- Instructions to follow:
Report all lines of the records that contain "duration".

- Extracted records:

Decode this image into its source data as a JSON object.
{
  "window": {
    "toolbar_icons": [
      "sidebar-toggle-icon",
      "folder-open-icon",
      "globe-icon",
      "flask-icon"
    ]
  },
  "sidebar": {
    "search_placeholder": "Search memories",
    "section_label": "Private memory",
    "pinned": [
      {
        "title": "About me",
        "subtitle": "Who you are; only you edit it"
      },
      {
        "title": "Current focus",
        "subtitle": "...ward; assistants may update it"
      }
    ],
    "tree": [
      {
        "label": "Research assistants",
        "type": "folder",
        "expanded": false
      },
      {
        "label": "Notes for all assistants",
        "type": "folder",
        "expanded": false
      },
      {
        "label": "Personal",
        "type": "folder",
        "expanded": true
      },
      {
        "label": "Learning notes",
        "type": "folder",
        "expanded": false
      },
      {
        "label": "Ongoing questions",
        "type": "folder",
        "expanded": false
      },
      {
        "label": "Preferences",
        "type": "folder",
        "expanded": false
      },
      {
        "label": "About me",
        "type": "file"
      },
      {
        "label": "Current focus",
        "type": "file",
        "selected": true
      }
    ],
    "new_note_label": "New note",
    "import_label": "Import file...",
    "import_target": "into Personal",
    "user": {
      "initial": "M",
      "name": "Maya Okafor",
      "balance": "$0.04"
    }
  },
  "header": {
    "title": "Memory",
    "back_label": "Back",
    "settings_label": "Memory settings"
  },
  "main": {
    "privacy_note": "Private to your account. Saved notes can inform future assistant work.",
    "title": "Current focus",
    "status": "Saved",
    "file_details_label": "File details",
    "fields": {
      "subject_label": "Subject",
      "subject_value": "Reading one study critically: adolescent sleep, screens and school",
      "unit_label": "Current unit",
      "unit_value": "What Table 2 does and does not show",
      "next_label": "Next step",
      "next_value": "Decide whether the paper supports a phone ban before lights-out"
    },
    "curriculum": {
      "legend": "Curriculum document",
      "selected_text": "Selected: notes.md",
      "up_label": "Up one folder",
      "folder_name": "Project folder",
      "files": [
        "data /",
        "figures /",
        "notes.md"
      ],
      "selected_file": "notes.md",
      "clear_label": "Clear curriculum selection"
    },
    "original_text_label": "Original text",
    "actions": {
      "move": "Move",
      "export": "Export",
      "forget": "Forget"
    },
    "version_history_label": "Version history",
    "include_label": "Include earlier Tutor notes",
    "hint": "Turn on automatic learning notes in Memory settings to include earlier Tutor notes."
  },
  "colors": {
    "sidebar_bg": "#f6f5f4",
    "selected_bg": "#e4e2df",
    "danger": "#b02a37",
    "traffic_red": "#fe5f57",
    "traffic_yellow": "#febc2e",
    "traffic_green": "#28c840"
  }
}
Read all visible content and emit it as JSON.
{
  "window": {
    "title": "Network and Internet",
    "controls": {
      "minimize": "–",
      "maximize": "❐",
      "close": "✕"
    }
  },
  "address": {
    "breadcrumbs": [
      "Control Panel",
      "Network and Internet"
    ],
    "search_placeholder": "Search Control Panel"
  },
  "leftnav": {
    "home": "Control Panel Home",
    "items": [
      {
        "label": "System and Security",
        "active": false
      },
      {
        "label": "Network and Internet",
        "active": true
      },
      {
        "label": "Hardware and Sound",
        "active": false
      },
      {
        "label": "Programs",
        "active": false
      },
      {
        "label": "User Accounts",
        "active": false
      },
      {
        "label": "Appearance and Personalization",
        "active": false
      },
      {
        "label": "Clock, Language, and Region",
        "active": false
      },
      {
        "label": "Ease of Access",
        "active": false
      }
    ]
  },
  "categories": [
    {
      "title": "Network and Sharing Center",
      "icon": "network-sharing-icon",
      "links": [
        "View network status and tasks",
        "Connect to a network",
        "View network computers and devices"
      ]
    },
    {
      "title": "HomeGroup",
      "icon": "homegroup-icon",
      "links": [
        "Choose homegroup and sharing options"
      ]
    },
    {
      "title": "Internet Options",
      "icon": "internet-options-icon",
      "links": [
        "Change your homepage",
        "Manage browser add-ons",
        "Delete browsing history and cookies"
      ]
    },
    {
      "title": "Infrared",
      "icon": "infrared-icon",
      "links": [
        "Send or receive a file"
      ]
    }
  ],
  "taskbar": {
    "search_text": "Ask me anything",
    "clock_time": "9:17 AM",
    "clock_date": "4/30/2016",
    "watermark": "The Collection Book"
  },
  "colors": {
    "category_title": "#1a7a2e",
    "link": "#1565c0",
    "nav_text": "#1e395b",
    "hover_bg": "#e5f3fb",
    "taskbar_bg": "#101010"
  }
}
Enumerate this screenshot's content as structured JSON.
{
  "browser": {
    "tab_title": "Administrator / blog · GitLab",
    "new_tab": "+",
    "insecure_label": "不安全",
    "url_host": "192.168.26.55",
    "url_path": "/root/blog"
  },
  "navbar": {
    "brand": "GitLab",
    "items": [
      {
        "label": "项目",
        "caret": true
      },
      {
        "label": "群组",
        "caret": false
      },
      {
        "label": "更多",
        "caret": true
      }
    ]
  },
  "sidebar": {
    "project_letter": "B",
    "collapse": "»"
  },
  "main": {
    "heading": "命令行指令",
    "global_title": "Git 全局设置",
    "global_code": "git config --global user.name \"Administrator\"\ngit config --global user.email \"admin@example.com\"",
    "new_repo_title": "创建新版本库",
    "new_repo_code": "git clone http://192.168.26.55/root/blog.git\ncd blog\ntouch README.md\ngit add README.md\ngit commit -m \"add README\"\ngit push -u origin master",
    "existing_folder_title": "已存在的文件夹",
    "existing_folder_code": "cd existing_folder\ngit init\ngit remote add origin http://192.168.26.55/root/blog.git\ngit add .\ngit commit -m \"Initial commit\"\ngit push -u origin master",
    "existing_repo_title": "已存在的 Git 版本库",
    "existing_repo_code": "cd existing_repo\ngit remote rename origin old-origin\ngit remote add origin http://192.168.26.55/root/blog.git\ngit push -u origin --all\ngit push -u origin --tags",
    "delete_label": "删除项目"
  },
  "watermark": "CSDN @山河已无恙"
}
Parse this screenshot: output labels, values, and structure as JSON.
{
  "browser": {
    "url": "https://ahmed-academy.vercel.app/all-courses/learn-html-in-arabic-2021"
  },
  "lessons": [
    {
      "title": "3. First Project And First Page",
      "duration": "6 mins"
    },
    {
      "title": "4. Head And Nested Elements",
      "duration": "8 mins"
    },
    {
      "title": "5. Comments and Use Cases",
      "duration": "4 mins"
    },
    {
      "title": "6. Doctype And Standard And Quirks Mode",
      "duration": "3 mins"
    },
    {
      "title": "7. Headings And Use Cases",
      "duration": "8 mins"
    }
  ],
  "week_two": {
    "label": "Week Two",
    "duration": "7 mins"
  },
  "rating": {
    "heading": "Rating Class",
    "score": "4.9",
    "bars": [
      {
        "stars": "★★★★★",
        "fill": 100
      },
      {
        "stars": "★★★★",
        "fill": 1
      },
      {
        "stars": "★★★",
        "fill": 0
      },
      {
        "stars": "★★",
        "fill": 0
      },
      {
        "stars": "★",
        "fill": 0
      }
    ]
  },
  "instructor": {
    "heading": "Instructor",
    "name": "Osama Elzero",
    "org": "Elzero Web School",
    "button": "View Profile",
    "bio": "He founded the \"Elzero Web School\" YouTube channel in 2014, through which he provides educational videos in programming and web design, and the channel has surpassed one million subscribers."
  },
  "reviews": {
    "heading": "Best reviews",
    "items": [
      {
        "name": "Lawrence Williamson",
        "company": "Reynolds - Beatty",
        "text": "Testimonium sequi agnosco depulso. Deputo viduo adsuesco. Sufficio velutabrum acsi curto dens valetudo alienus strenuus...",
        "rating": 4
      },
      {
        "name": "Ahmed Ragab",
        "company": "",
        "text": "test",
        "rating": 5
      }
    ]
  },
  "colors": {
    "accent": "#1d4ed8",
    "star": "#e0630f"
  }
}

- Your solution:
      "duration": "6 mins"
      "duration": "8 mins"
      "duration": "4 mins"
      "duration": "3 mins"
      "duration": "8 mins"
    "duration": "7 mins"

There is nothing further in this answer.